§ **GIVEN ENTRIES**
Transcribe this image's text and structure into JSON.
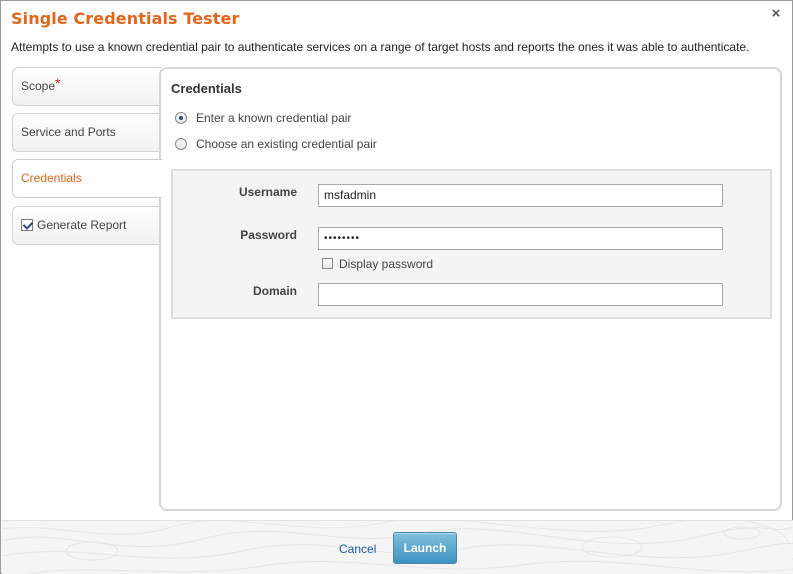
{
  "dialog": {
    "title": "Single Credentials Tester",
    "description": "Attempts to use a known credential pair to authenticate services on a range of target hosts and reports the ones it was able to authenticate.",
    "close_glyph": "×"
  },
  "tabs": [
    {
      "label": "Scope",
      "required_mark": "*",
      "active": false
    },
    {
      "label": "Service and Ports",
      "active": false
    },
    {
      "label": "Credentials",
      "active": true
    },
    {
      "label": "Generate Report",
      "checked": true,
      "active": false
    }
  ],
  "credentials": {
    "section_title": "Credentials",
    "options": [
      {
        "label": "Enter a known credential pair",
        "selected": true
      },
      {
        "label": "Choose an existing credential pair",
        "selected": false
      }
    ],
    "username_label": "Username",
    "username_value": "msfadmin",
    "password_label": "Password",
    "password_value": "••••••••",
    "display_password_label": "Display password",
    "domain_label": "Domain",
    "domain_value": ""
  },
  "footer": {
    "cancel_label": "Cancel",
    "launch_label": "Launch"
  },
  "colors": {
    "title": "#e0661b",
    "active_tab": "#e0661b",
    "required": "#cc2222",
    "link": "#1f5ea0",
    "launch_button": "#3f92bf"
  }
}
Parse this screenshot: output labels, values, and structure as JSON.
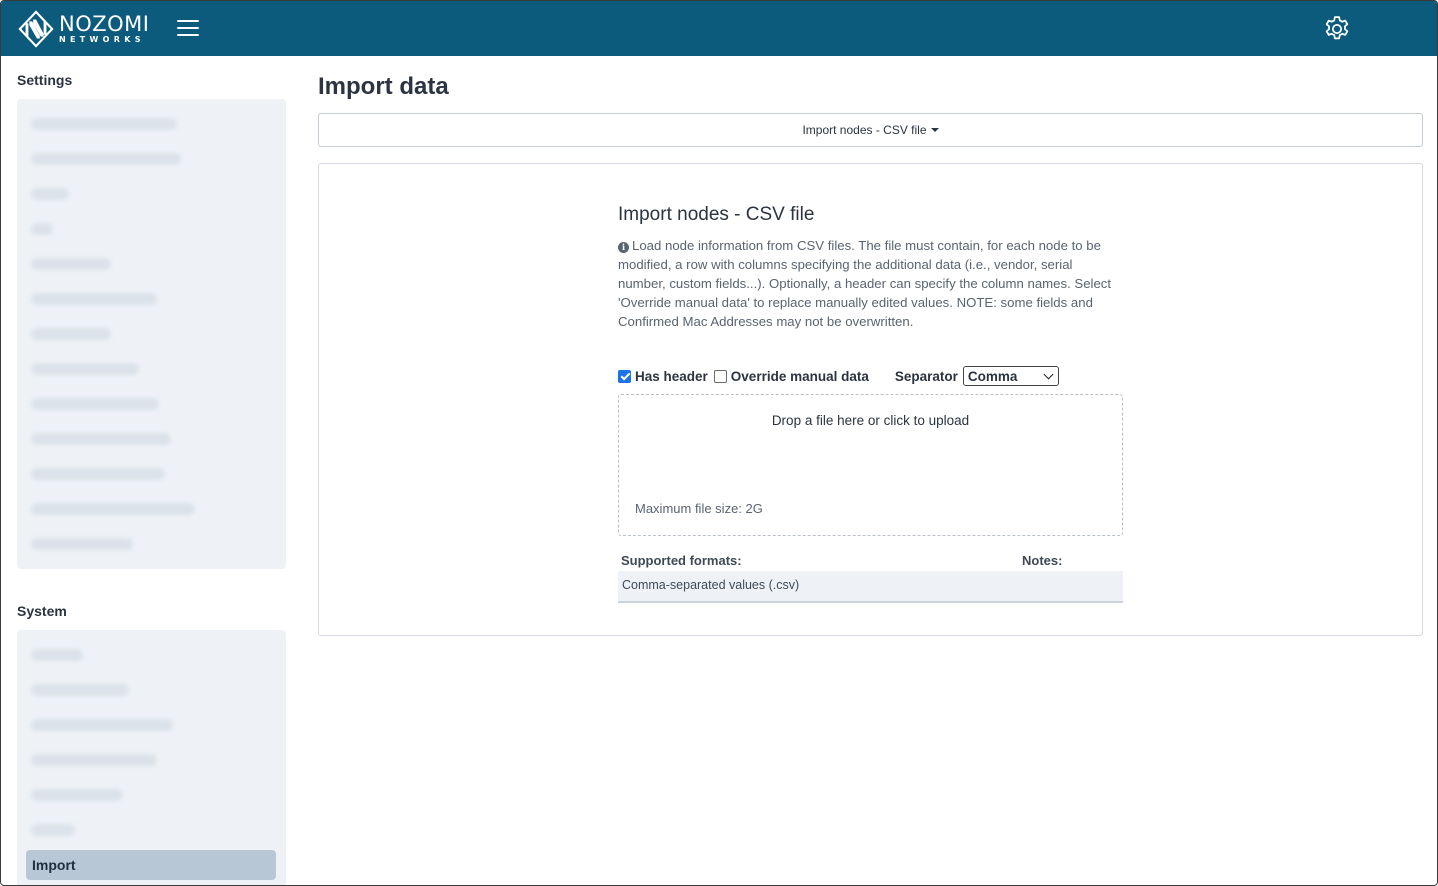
{
  "header": {
    "brand_name": "NOZOMI",
    "brand_sub": "NETWORKS",
    "brand_color": "#0d5b7c"
  },
  "sidebar": {
    "settings_heading": "Settings",
    "system_heading": "System",
    "active_item": "Import"
  },
  "main": {
    "page_title": "Import data",
    "import_type_selected": "Import nodes - CSV file",
    "section_title": "Import nodes - CSV file",
    "description": "Load node information from CSV files. The file must contain, for each node to be modified, a row with columns specifying the additional data (i.e., vendor, serial number, custom fields...). Optionally, a header can specify the column names. Select 'Override manual data' to replace manually edited values. NOTE: some fields and Confirmed Mac Addresses may not be overwritten.",
    "has_header_label": "Has header",
    "has_header_checked": true,
    "override_label": "Override manual data",
    "override_checked": false,
    "separator_label": "Separator",
    "separator_value": "Comma",
    "dropzone_text": "Drop a file here or click to upload",
    "max_file_size": "Maximum file size: 2G",
    "supported_formats_heading": "Supported formats:",
    "notes_heading": "Notes:",
    "formats": [
      "Comma-separated values (.csv)"
    ]
  }
}
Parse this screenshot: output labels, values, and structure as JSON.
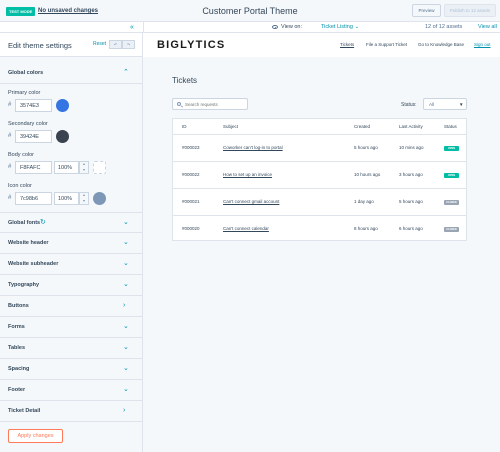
{
  "topbar": {
    "test_badge": "TEST MODE",
    "unsaved": "No unsaved changes",
    "title": "Customer Portal Theme",
    "preview_label": "Preview",
    "publish_label": "Publish to 12 assets"
  },
  "subbar": {
    "view_on_label": "View on:",
    "view_on_value": "Ticket Listing",
    "assets_count": "12 of 12 assets",
    "view_all": "View all"
  },
  "sidebar": {
    "title": "Edit theme settings",
    "reset": "Reset",
    "global_colors": {
      "label": "Global colors",
      "primary": {
        "label": "Primary color",
        "hex": "3574E3",
        "swatch": "#3574e3"
      },
      "secondary": {
        "label": "Secondary color",
        "hex": "39424E",
        "swatch": "#39424e"
      },
      "body": {
        "label": "Body color",
        "hex": "F8FAFC",
        "opacity": "100%",
        "swatch": "#f8fafc"
      },
      "icon": {
        "label": "Icon color",
        "hex": "7c98b6",
        "opacity": "100%",
        "swatch": "#7c98b6"
      }
    },
    "sections": [
      {
        "label": "Global fonts"
      },
      {
        "label": "Website header"
      },
      {
        "label": "Website subheader"
      },
      {
        "label": "Typography"
      },
      {
        "label": "Buttons"
      },
      {
        "label": "Forms"
      },
      {
        "label": "Tables"
      },
      {
        "label": "Spacing"
      },
      {
        "label": "Footer"
      },
      {
        "label": "Ticket Detail"
      }
    ],
    "apply": "Apply changes"
  },
  "site": {
    "logo": "BIGLYTICS",
    "nav": [
      "Tickets",
      "File a Support Ticket",
      "Go to Knowledge Base",
      "Sign out"
    ],
    "page_title": "Tickets",
    "search_placeholder": "Search requests",
    "status_label": "Status:",
    "status_value": "All",
    "table": {
      "headers": [
        "ID",
        "Subject",
        "Created",
        "Last Activity",
        "Status"
      ],
      "rows": [
        {
          "id": "#000023",
          "subject": "Coworker can't log-in to portal",
          "created": "5 hours ago",
          "activity": "10 mins ago",
          "status": "OPEN"
        },
        {
          "id": "#000022",
          "subject": "How to set up an invoice",
          "created": "10 hours ago",
          "activity": "3 hours ago",
          "status": "OPEN"
        },
        {
          "id": "#000021",
          "subject": "Can't connect gmail account",
          "created": "1 day ago",
          "activity": "5 hours ago",
          "status": "CLOSED"
        },
        {
          "id": "#000020",
          "subject": "Can't connect calendar",
          "created": "8 hours ago",
          "activity": "6 hours ago",
          "status": "CLOSED"
        }
      ]
    },
    "colors": {
      "open": "#00bda5",
      "closed": "#99a5b3",
      "accent": "#0091ae",
      "cta": "#ff7a59"
    }
  }
}
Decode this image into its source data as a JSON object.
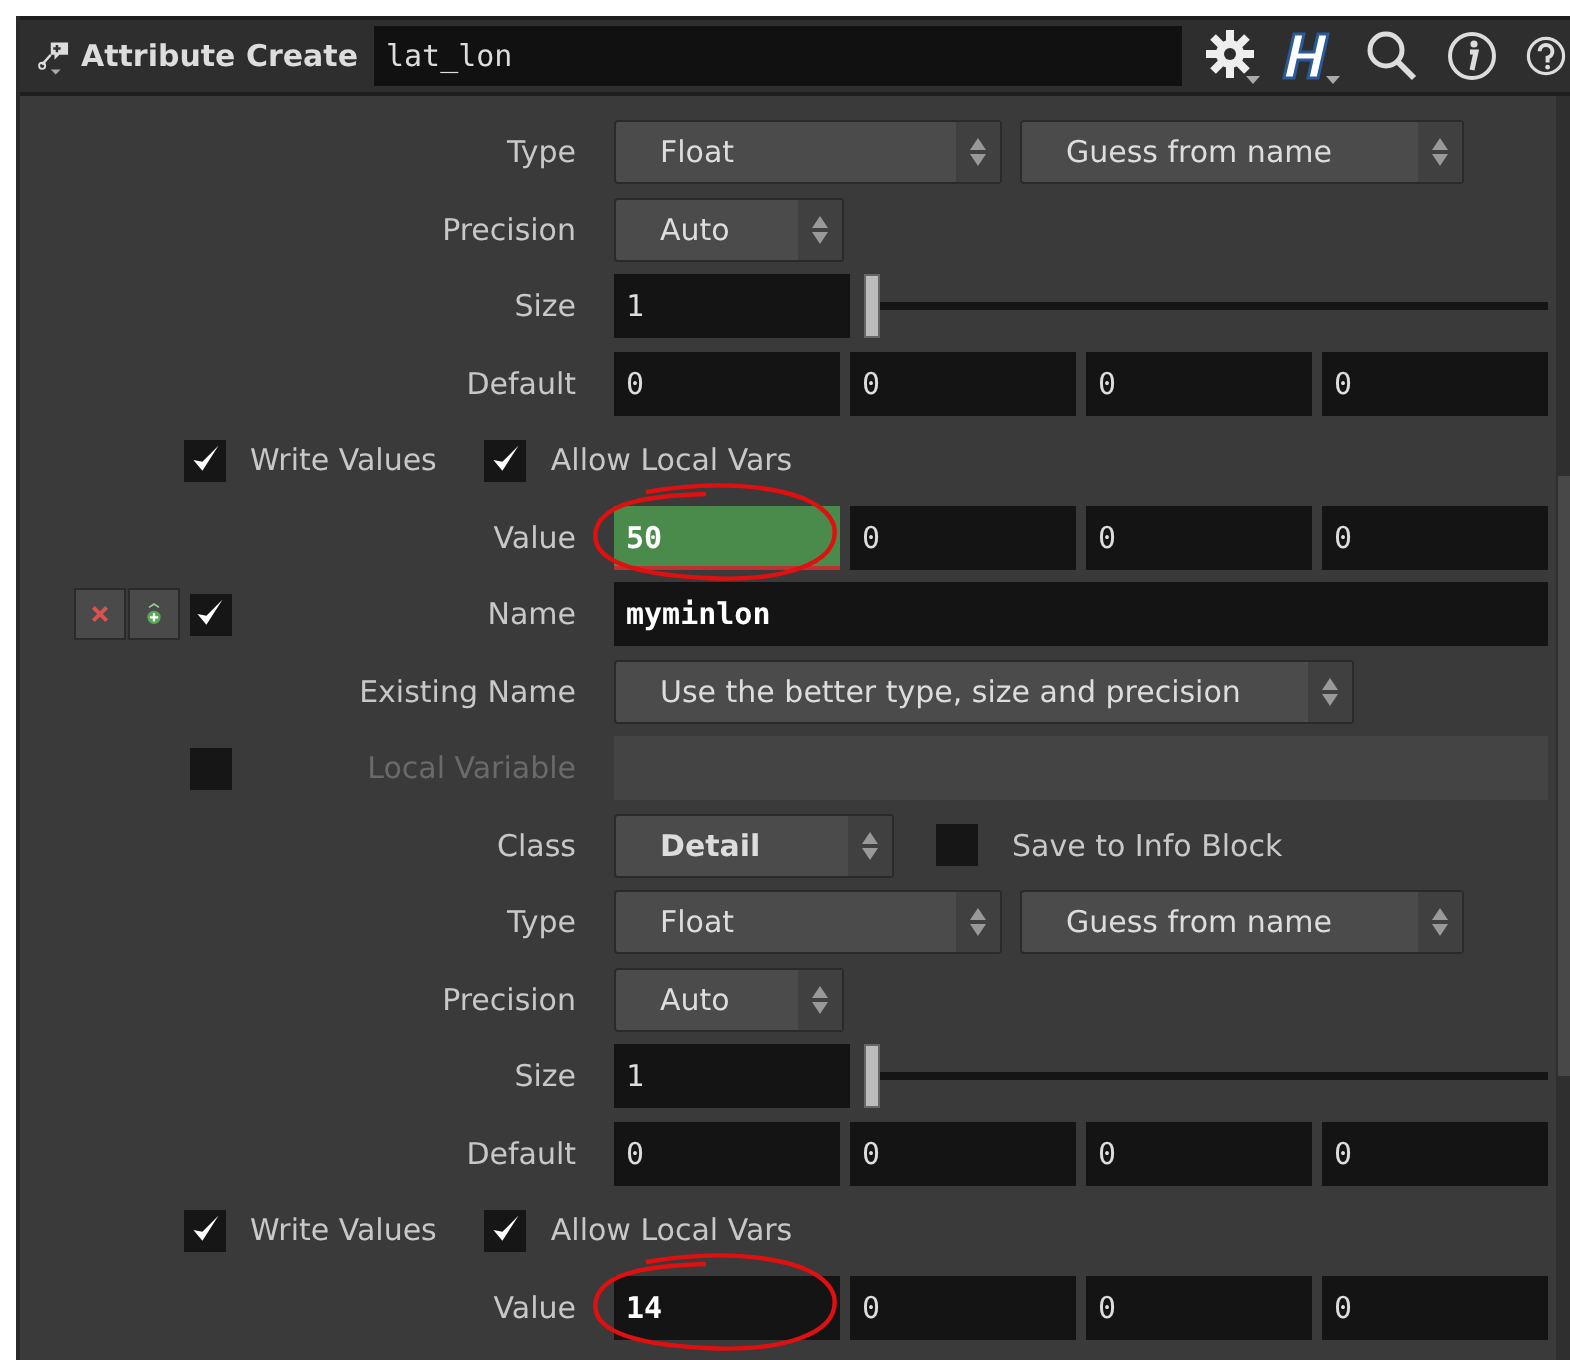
{
  "header": {
    "title": "Attribute Create",
    "name": "lat_lon"
  },
  "rows": [
    {
      "kind": "menus",
      "label": "Type",
      "menus": [
        {
          "text": "Float"
        },
        {
          "text": "Guess from name"
        }
      ]
    },
    {
      "kind": "menus",
      "label": "Precision",
      "menus": [
        {
          "text": "Auto"
        }
      ]
    },
    {
      "kind": "slider",
      "label": "Size",
      "value": "1",
      "level": 0
    },
    {
      "kind": "vector",
      "label": "Default",
      "values": [
        "0",
        "0",
        "0",
        "0"
      ],
      "highlighted": false,
      "circled": false
    },
    {
      "kind": "checks",
      "checks": [
        {
          "label": "Write Values",
          "checked": true
        },
        {
          "label": "Allow Local Vars",
          "checked": true
        }
      ]
    },
    {
      "kind": "vector",
      "label": "Value",
      "values": [
        "50",
        "0",
        "0",
        "0"
      ],
      "highlighted": true,
      "circled": true
    },
    {
      "kind": "name",
      "label": "Name",
      "value": "myminlon",
      "checked": true
    },
    {
      "kind": "menus",
      "label": "Existing Name",
      "menus": [
        {
          "text": "Use the better type, size and precision"
        }
      ]
    },
    {
      "kind": "disabled",
      "label": "Local Variable",
      "checked": false
    },
    {
      "kind": "class",
      "label": "Class",
      "menu": "Detail",
      "check": {
        "label": "Save to Info Block",
        "checked": false
      }
    },
    {
      "kind": "menus",
      "label": "Type",
      "menus": [
        {
          "text": "Float"
        },
        {
          "text": "Guess from name"
        }
      ]
    },
    {
      "kind": "menus",
      "label": "Precision",
      "menus": [
        {
          "text": "Auto"
        }
      ]
    },
    {
      "kind": "slider",
      "label": "Size",
      "value": "1",
      "level": 0
    },
    {
      "kind": "vector",
      "label": "Default",
      "values": [
        "0",
        "0",
        "0",
        "0"
      ],
      "highlighted": false,
      "circled": false
    },
    {
      "kind": "checks",
      "checks": [
        {
          "label": "Write Values",
          "checked": true
        },
        {
          "label": "Allow Local Vars",
          "checked": true
        }
      ]
    },
    {
      "kind": "vector",
      "label": "Value",
      "values": [
        "14",
        "0",
        "0",
        "0"
      ],
      "highlighted": false,
      "circled": true
    }
  ]
}
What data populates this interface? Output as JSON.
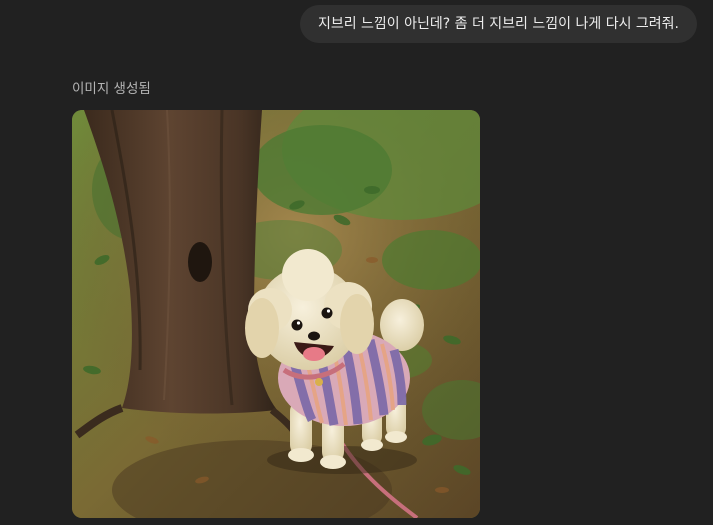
{
  "conversation": {
    "user_message": "지브리 느낌이 아닌데? 좀 더 지브리 느낌이 나게 다시 그려줘.",
    "status_text": "이미지 생성됨",
    "generated_image": {
      "subject": "ghibli-style-dog-in-forest"
    }
  }
}
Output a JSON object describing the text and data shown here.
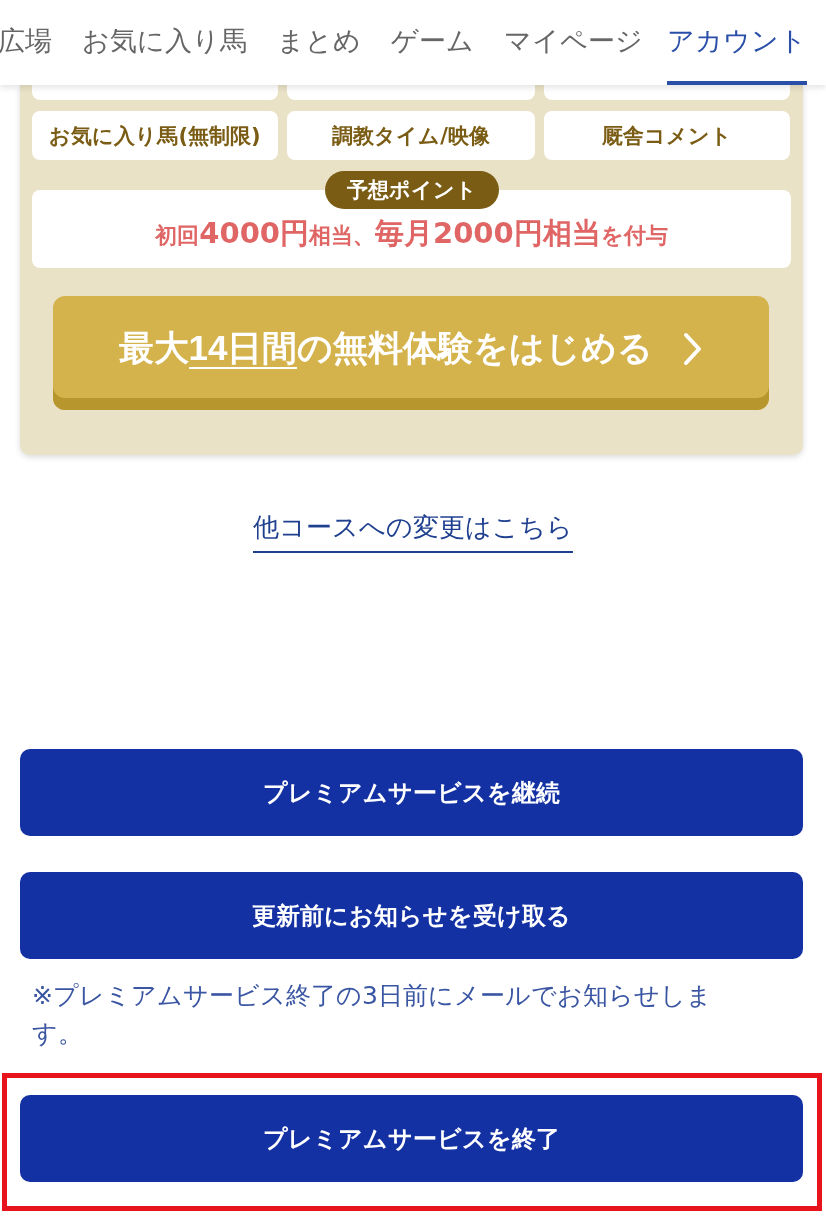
{
  "tabs": [
    {
      "label": "広場",
      "selected": false
    },
    {
      "label": "お気に入り馬",
      "selected": false
    },
    {
      "label": "まとめ",
      "selected": false
    },
    {
      "label": "ゲーム",
      "selected": false
    },
    {
      "label": "マイページ",
      "selected": false
    },
    {
      "label": "アカウント",
      "selected": true
    }
  ],
  "features": {
    "items": [
      "お気に入り馬(無制限)",
      "調教タイム/映像",
      "厩舎コメント"
    ]
  },
  "points": {
    "badge": "予想ポイント",
    "text": "初回**4000円**相当、**毎月2000円相当**を付与"
  },
  "trial_button": {
    "label": "最大**14日間**の無料体験をはじめる"
  },
  "course_link": "他コースへの変更はこちら",
  "actions": [
    {
      "label": "プレミアムサービスを継続",
      "highlighted": false
    },
    {
      "label": "更新前にお知らせを受け取る",
      "note": "※プレミアムサービス終了の3日前にメールでお知らせします。",
      "highlighted": false
    },
    {
      "label": "プレミアムサービスを終了",
      "highlighted": true
    }
  ]
}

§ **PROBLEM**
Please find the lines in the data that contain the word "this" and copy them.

§ **SOLUTION**
Transcribe this image's text and structure into JSON.
Parse this screenshot: output labels, values, and structure as JSON.
Parse this screenshot: output labels, values, and structure as JSON.
Decode this image into its source data as a JSON object.
What data populates this interface? Output as JSON.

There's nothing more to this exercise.